Estimate an indicator variable within a linear regression


#1

I am estimating a linear model, where I want to estimate the threshold value for an indicator variable together with the normal selection coefficients.

I have the following model in Stan:

data {
  int N; // no observastions
  
  // Covariates
  real x1[N];
  real x2[N];
  
  // Count outcome
  real y[N];
}

parameters {
  real betas[3];
  real <lower=0> gamma;
  real <lower=0> sigma;
}

model {
  real mu[N];
  
  // Likelihood 
  for (i in 1:N) {
    mu[i] = betas[1] + betas[2] * x1[i] + betas[3] * (x2[i] < gamma);
  }
  y ~ normal(mu, sigma);
}

Where gamma is the the threshold to classify x2 into 0 and 1. I have two questions:

  1. Is this the right way to specify my problem in Stan? If I run the model on simulated data, I can recover the correct parameter values.
  2. Are there any tricks I could use to speed up computation?

#2

No, because it is not differentiable with respect to betas[3] when x2[i] > gamma

Doesn’t matter until you write down a differentiable model so that Stan can sample from without warnings.

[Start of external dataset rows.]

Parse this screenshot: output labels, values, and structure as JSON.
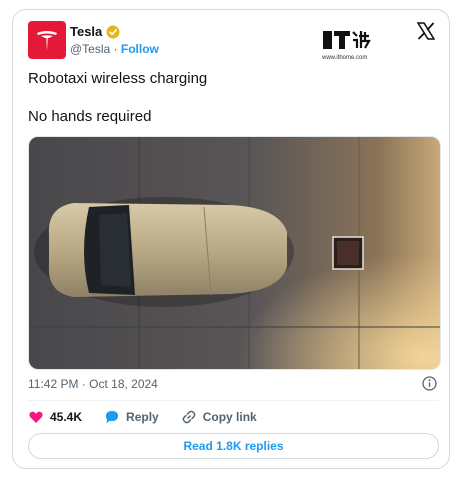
{
  "author": {
    "name": "Tesla",
    "handle": "@Tesla",
    "separator": "·",
    "follow_label": "Follow",
    "avatar_color": "#e31937"
  },
  "watermark": {
    "site": "www.ithome.com"
  },
  "post": {
    "line1": "Robotaxi wireless charging",
    "line2": "No hands required",
    "timestamp": "11:42 PM · Oct 18, 2024"
  },
  "actions": {
    "likes": "45.4K",
    "reply_label": "Reply",
    "copy_link_label": "Copy link"
  },
  "read_replies_label": "Read 1.8K replies",
  "colors": {
    "accent": "#1d9bf0",
    "like": "#f91880",
    "verified": "#e2b719",
    "secondary_text": "#536471"
  },
  "icons": [
    "tesla-logo-icon",
    "verified-badge-icon",
    "x-logo-icon",
    "info-icon",
    "heart-icon",
    "reply-bubble-icon",
    "link-icon"
  ]
}
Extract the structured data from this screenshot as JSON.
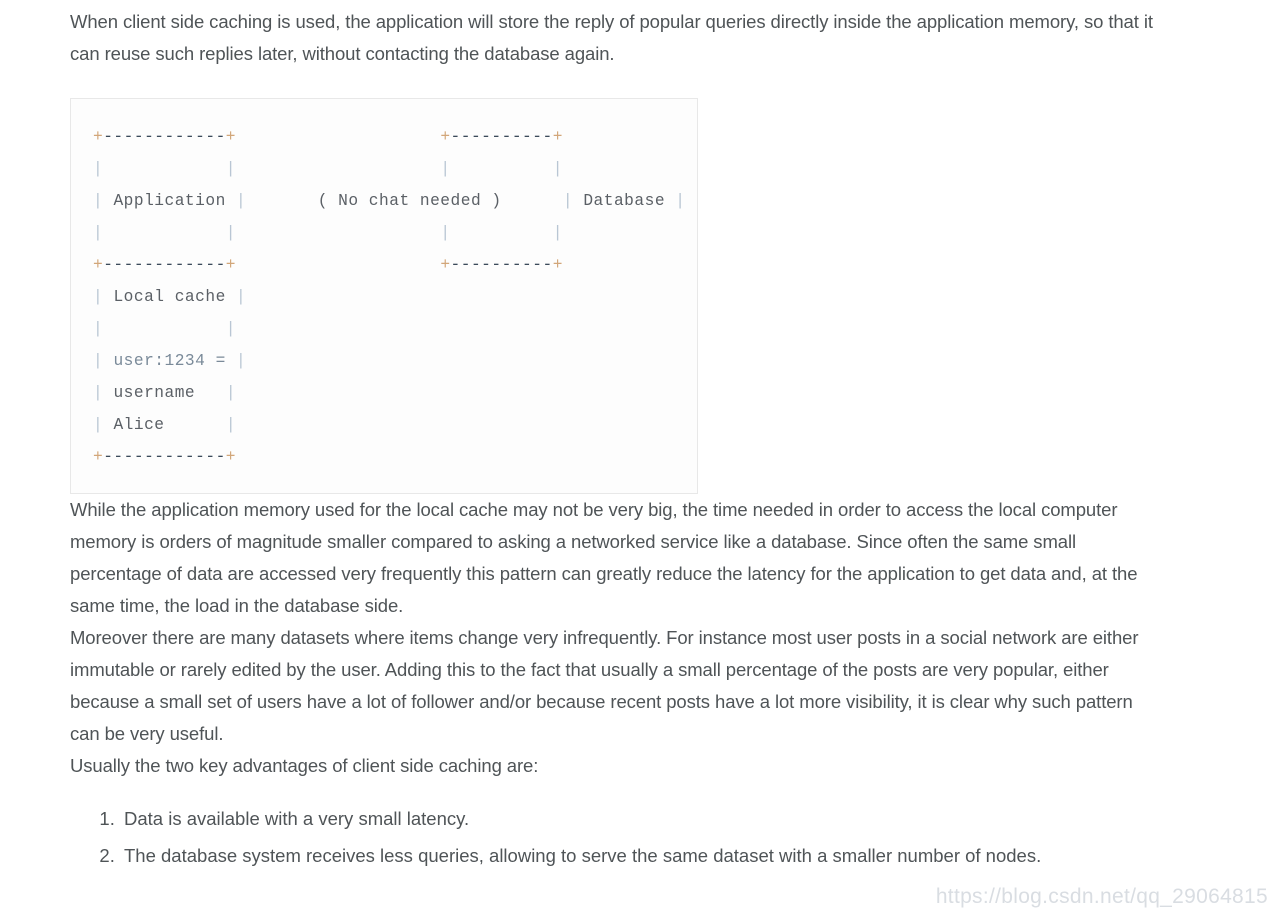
{
  "document": {
    "paragraphs": [
      "When client side caching is used, the application will store the reply of popular queries directly inside the application memory, so that it can reuse such replies later, without contacting the database again.",
      "While the application memory used for the local cache may not be very big, the time needed in order to access the local computer memory is orders of magnitude smaller compared to asking a networked service like a database. Since often the same small percentage of data are accessed very frequently this pattern can greatly reduce the latency for the application to get data and, at the same time, the load in the database side.",
      "Moreover there are many datasets where items change very infrequently. For instance most user posts in a social network are either immutable or rarely edited by the user. Adding this to the fact that usually a small percentage of the posts are very popular, either because a small set of users have a lot of follower and/or because recent posts have a lot more visibility, it is clear why such pattern can be very useful.",
      "Usually the two key advantages of client side caching are:"
    ],
    "advantages": [
      "Data is available with a very small latency.",
      "The database system receives less queries, allowing to serve the same dataset with a smaller number of nodes."
    ],
    "code_block": {
      "language": "text",
      "lines": [
        "+------------+              +----------+",
        "|            |              |          |",
        "| Application |   ( No chat needed )   | Database |",
        "|            |              |          |",
        "+------------+              +----------+",
        "| Local cache |",
        "|            |",
        "| user:1234 = |",
        "| username    |",
        "| Alice       |",
        "+------------+"
      ],
      "raw": "+------------+             +----------+\n|            |             |          |\n| Application |  ( No chat needed )  | Database |\n|            |             |          |\n+------------+             +----------+\n| Local cache |\n|             |\n| user:1234 = |\n| username    |\n| Alice       |\n+------------+",
      "labels": {
        "application": "Application",
        "local_cache": "Local cache",
        "cache_key": "user:1234 =",
        "cache_field": "username",
        "cache_value": "Alice",
        "middle_note": "( No chat needed )",
        "database": "Database"
      }
    },
    "watermark": "https://blog.csdn.net/qq_29064815"
  },
  "colors": {
    "page_background": "#ffffff",
    "body_text": "#4f5457",
    "code_background": "#fdfdfd",
    "code_border": "#e8e8e8",
    "code_text": "#5b6066",
    "code_pipe": "#b9c6d4",
    "code_plus": "#d2a679",
    "code_dash": "#3b4a5a",
    "watermark": "#d9dde2"
  }
}
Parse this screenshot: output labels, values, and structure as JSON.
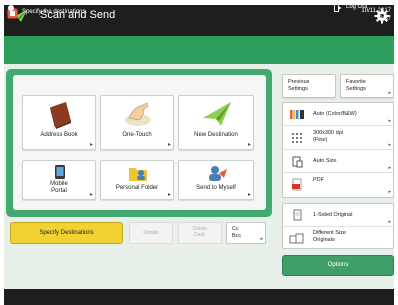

It is hard to think of data-generating processes where x2 has no influence on y until it reaches gamma and then is linear. But if you were going to estimate a model such as this, you will need an informative prior on gamma and presumably the other parameters as well. Then you can write your model as a two component mixture where the mixing weight is the probability that x2[i] < gamma under some CDF for x2. Something like

model {
  vector[N] eta = betas[1] * betas[2] * x1; // need to make x1 a vector first
  for (i in 1:N) {
    real theta = foo_cdf(gamma | ...);
    target += log_mix(theta, normal_lpdf(y[i] | eta[i] + betas[3] * x2[i], sigma),
                             normal_lpdf(y[i] | eta[i], sigma));
  }
  // priors
}

#3

Many thanks for your suggestions, I am still having a hard time understanding and adjusting the line

real theta = foo_cdf(gamma | ...);

Are you ware of any papers/tutorials/examples I could refer to?


#4

It is just whatever CDF you choose from the distribution of x2.


#5

I have been trying to a lot and also extended to model to the following:

y = b[1] * x1 + b[2] * (x1 * (x2 < gamma))

I want to estimate b[1],b[2] and gamma. Is it also possible to reformulate this model within a mixture model?

I implemented the model as it is in Stan and got unbiased parameter estimates for some data and convergence problems (i.e., Rhat values > 1.2) for other data sets. As I understood your previous replies to my questions, that model is unidentifiable and I am having a hard time to reformulate it.

Any hints would be greatly appreciated.


#6

You have to start with a generative model that can simulate the data and from there, it should be clearer how to formulate a mixture model to estimate the parameters given wild data. It is going to depend a lot on how gamma is generated.


#7

My idea is to use gamma to differentiate between two hidden states that can be derived from x2. A simple model to generate data in R could look like this:

n <- 100
x1 <- runif(n)
x2 <- runif(n)
b <- c(1, -2)
gamma <- 0.5
sig <- 0.2

mu <- b[1] * x1 + b[2] * (x1 * (x2 < gamma))
y <- rnorm(100, mu, sig)

#8

That is not a generative model or at least not the generative model that your Stan code estimates the parameters of. What distributions are the parameters drawn from?


#10

It’s a problem for Stan that d/d.gamma (x2[i] < gamma) isn’t continuous. It effectively cuts information flow back to gamma because small changes in gamma don’t affect the posterior until you get near each x2[i], at which point you get a step function.

In the best scenario, Stan will produce a random walk for gamma.

As Ben points out, it’s probably better to think through a continous generative model.